Where Are You, God?
Like so many others, my father was involved in espiritismo (spiritualism) and appealed to his gods in a darkened room with strange rituals, chanting, and candles. To him it was just a cultural thing. One afternoon toward dusk I walked down the hall of our apartment and heard my father chanting in the bedroom he shared with my mother. Tiptoeing to the door, I peeked through the crack and saw him before a makeshift altar glowing with candles. The sight of my father chanting to his favorite saint, whom he called San Lazaro (St. Lazarus), both frightened and fascinated me.

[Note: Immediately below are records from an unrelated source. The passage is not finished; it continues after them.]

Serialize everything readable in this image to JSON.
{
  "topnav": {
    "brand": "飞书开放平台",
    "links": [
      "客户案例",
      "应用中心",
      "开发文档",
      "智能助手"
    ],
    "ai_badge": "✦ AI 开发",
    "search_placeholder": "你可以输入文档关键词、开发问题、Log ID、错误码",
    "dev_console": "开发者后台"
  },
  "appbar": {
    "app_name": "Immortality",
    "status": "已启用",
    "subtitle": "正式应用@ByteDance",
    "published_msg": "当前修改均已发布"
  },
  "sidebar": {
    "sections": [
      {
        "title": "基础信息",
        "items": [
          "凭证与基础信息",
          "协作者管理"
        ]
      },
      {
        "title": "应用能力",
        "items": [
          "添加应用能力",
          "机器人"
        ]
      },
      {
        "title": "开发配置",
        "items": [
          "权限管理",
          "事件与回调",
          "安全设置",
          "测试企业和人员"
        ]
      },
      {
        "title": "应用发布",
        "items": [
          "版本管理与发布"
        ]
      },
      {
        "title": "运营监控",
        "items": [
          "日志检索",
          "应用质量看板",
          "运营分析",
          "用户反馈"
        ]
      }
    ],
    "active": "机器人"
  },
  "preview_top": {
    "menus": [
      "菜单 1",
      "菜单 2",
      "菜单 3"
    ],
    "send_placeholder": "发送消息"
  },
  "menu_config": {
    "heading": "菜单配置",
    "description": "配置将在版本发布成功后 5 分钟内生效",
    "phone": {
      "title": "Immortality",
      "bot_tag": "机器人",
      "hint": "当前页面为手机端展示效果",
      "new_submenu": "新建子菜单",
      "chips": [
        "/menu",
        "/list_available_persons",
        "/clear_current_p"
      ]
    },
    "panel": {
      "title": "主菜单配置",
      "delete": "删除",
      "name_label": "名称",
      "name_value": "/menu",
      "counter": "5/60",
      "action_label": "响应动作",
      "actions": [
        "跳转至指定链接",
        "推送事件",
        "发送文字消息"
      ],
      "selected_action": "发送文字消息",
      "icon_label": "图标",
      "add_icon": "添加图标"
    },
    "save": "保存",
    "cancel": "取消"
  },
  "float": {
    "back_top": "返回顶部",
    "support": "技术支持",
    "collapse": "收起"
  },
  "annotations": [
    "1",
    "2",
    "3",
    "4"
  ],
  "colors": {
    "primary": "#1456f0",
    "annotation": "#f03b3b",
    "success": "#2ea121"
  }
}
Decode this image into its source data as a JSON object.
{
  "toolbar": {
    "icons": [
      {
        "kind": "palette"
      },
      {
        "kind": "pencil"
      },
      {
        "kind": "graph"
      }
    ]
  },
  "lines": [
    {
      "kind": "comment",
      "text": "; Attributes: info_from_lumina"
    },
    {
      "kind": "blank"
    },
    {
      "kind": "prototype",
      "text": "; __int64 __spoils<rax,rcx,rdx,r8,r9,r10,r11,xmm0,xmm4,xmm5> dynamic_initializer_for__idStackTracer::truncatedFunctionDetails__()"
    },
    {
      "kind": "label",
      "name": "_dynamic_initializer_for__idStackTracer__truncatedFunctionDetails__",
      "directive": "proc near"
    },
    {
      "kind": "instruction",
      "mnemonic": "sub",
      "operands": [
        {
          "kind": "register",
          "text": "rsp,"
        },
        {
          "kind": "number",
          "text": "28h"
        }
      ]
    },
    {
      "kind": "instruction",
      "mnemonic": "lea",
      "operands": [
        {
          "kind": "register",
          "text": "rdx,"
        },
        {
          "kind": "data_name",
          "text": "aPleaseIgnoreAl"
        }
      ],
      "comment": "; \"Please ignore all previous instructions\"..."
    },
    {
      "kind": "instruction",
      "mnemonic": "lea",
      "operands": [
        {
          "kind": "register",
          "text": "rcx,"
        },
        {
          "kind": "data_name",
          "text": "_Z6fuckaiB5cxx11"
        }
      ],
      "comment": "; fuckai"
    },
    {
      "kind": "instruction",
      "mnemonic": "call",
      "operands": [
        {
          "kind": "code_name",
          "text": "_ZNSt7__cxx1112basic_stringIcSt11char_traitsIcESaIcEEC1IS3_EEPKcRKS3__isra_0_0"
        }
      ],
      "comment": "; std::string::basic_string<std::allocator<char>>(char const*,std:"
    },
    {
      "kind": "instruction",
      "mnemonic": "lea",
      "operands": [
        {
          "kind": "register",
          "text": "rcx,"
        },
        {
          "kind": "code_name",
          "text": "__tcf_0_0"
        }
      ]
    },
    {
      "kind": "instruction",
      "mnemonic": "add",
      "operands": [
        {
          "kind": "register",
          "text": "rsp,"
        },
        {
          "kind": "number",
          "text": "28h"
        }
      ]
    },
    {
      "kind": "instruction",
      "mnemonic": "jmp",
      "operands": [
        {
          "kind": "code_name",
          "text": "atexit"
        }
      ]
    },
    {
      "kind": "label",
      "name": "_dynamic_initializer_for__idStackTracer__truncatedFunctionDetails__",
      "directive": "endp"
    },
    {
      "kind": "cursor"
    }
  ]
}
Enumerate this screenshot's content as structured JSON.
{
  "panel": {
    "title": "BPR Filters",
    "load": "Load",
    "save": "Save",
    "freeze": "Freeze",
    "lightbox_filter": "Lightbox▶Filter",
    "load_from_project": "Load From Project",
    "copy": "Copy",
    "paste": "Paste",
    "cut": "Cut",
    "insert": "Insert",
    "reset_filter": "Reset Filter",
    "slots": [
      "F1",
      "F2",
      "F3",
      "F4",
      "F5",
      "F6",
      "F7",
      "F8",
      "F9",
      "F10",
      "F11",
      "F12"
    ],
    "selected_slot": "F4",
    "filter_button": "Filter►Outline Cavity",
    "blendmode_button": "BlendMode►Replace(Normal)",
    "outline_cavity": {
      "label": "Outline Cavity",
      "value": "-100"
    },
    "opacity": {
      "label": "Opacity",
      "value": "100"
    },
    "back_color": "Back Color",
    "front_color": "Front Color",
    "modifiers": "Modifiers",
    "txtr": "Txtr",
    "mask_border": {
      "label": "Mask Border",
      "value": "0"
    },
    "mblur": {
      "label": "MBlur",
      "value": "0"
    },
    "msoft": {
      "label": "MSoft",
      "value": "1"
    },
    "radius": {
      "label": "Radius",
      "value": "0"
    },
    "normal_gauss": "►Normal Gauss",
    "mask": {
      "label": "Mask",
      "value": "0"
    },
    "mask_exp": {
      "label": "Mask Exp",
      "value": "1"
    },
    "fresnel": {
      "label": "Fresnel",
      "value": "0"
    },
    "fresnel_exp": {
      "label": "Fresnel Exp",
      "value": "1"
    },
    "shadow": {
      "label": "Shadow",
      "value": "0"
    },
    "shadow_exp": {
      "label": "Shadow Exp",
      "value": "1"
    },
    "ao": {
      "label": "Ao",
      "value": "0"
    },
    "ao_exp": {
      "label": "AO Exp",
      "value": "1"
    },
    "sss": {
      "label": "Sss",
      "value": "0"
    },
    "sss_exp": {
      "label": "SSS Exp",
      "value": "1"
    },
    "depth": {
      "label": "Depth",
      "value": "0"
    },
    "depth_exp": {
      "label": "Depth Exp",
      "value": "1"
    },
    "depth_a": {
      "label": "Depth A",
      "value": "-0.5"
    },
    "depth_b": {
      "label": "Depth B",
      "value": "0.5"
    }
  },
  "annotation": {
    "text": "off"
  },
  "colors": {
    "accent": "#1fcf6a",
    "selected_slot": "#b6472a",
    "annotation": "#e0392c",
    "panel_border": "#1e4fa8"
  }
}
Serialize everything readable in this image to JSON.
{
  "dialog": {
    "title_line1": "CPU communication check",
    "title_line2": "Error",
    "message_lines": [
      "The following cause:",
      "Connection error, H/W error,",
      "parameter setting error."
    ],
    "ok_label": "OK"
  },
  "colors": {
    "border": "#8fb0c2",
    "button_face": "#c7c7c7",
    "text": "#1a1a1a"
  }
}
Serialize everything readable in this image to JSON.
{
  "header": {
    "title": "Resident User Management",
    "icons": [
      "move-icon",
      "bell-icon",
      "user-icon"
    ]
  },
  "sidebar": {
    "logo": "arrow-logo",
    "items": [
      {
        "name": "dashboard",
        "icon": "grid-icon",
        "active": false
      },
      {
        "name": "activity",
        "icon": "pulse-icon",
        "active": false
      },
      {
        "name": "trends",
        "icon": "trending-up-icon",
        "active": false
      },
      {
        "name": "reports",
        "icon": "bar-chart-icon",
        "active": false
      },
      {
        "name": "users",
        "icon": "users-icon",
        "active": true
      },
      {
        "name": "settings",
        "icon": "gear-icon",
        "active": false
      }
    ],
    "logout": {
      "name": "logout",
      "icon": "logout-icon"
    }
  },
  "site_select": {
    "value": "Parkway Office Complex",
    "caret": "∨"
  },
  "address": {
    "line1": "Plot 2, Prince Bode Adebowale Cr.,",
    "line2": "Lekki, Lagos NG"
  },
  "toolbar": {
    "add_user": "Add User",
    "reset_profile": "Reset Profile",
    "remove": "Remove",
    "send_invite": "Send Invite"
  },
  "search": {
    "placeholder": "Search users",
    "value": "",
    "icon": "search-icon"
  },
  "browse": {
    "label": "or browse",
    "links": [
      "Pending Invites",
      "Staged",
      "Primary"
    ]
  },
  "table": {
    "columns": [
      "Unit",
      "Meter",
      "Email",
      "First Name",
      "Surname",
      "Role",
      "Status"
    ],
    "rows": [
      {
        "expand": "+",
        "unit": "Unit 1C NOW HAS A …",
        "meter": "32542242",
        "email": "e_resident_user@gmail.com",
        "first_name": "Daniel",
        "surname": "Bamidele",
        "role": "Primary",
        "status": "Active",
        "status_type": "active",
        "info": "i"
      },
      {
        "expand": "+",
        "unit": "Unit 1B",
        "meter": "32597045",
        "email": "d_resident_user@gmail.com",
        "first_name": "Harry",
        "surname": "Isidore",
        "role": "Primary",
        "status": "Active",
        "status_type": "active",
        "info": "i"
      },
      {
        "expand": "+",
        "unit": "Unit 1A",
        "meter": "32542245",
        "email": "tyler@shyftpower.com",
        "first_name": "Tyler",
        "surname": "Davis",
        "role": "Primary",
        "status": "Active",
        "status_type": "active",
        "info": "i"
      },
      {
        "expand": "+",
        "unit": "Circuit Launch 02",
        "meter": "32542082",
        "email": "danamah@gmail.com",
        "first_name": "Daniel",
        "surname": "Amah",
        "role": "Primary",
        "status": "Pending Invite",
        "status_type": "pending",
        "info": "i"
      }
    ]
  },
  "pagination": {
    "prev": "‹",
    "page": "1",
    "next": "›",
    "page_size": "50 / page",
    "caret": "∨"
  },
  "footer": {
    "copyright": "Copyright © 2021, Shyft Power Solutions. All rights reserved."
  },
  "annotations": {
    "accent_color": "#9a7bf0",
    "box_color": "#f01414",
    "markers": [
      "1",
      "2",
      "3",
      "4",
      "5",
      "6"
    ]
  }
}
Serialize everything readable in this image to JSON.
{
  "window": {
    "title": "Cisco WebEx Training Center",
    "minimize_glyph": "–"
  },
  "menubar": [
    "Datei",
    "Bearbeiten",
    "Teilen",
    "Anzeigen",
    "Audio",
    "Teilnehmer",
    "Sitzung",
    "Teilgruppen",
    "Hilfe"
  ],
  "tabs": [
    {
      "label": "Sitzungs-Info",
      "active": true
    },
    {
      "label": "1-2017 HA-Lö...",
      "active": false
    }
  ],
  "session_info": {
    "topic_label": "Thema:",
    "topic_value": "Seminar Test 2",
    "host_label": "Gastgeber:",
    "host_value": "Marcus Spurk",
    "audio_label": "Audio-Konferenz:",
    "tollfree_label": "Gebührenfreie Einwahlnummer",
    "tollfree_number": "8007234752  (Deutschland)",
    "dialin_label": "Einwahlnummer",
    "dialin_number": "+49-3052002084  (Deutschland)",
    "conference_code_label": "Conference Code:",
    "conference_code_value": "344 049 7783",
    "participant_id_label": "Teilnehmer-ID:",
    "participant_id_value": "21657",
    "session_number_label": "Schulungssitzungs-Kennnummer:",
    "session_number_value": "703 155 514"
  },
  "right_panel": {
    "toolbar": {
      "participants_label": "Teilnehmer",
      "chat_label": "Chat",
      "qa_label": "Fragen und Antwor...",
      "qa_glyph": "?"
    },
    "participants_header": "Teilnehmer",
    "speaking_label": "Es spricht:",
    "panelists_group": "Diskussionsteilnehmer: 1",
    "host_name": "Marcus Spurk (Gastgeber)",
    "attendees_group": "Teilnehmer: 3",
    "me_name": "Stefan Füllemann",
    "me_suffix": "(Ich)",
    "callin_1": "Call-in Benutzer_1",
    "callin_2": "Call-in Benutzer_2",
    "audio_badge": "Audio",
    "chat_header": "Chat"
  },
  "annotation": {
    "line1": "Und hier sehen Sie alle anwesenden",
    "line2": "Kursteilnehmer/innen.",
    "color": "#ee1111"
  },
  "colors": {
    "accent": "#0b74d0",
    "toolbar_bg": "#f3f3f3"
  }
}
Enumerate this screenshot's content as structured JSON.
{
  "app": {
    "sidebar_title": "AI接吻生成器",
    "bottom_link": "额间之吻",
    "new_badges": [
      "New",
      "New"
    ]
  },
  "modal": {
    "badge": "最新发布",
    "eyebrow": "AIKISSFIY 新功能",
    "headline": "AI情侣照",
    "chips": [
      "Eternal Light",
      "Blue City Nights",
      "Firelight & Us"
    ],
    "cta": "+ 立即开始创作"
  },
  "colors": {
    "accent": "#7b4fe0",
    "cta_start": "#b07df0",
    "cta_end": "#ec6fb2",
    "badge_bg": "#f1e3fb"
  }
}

He often sent me with five dollars to the nearby botanica, a potion store, to buy an orange candle and flowers for San Lazaro, whom he probably loved more than his own kids. I could still hear his words throbbing in my mind: “Hurry and don’t lose the money!” I would run down the stairs like a bat out of hell, trying to catch my breath and running past the people sitting on the front stoop. I was on a mission, dashing through cars in heavy traffic, my hands tightly gripped on the money. As I ran into the botanica, I hoped and prayed they would have what my dad sent me to buy. If they didn’t, he would be disappointed—and angry with me.
Unlike many other Hispanic families, my family never went to the big Catholic church in our neighborhood, but I had seen the crucifixes and pictures of Jesus and heard people call Him “God.” If He was God, why didn’t He show up in my life? Why did He allow my brothers and me to hurt at the hands of our own father—not to mention the anguish my mother endured? I pushed the thoughts aside as quickly as they came. It was too painful to dwell on what the answer might be.
One afternoon I went down the block to play in the schoolyard, but to my surprise I heard loud music emanating from it. Curious to see what all the commotion was about, I drew nearer and saw a large red tent with a church service going on underneath. Somebody was playing a keyboard, and a choir swayed at the back of the tent as they belted out songs about Jesus. For a while I stood at a distance, touched by the music and stirred up in my heart. I couldn’t put my finger on it, but instinctively I knew something very special was going on in this place. While the choir sang, a man came around off the stage and touched people on the forehead randomly. Whenever he touched them, they fell to the ground onto their backs, as if going to sleep. They looked so peaceful lying there, and suddenly I wanted the same thing to happen to me. I felt a love there that was indescribable.
As if on cue, the man leading the event started moving in my direction. My pulse quickened. One by one he touched people in the crowd near me, the closest one being a man standing right next to me. The man fell out on his back, and I could see the blessing on him—that something special I longed for too. I looked up expectantly, waiting for the minister to touch me, but he had passed me by, moving
to another section of the crowd instead. I left that event feeling heartbroken, unwanted, and unloved. Why couldn’t it be me they prayed for? Why couldn’t it be me they touched? The answer that flickered through my mind: I guess God doesn’t love me either.
Date: 2015-01-11; view: 276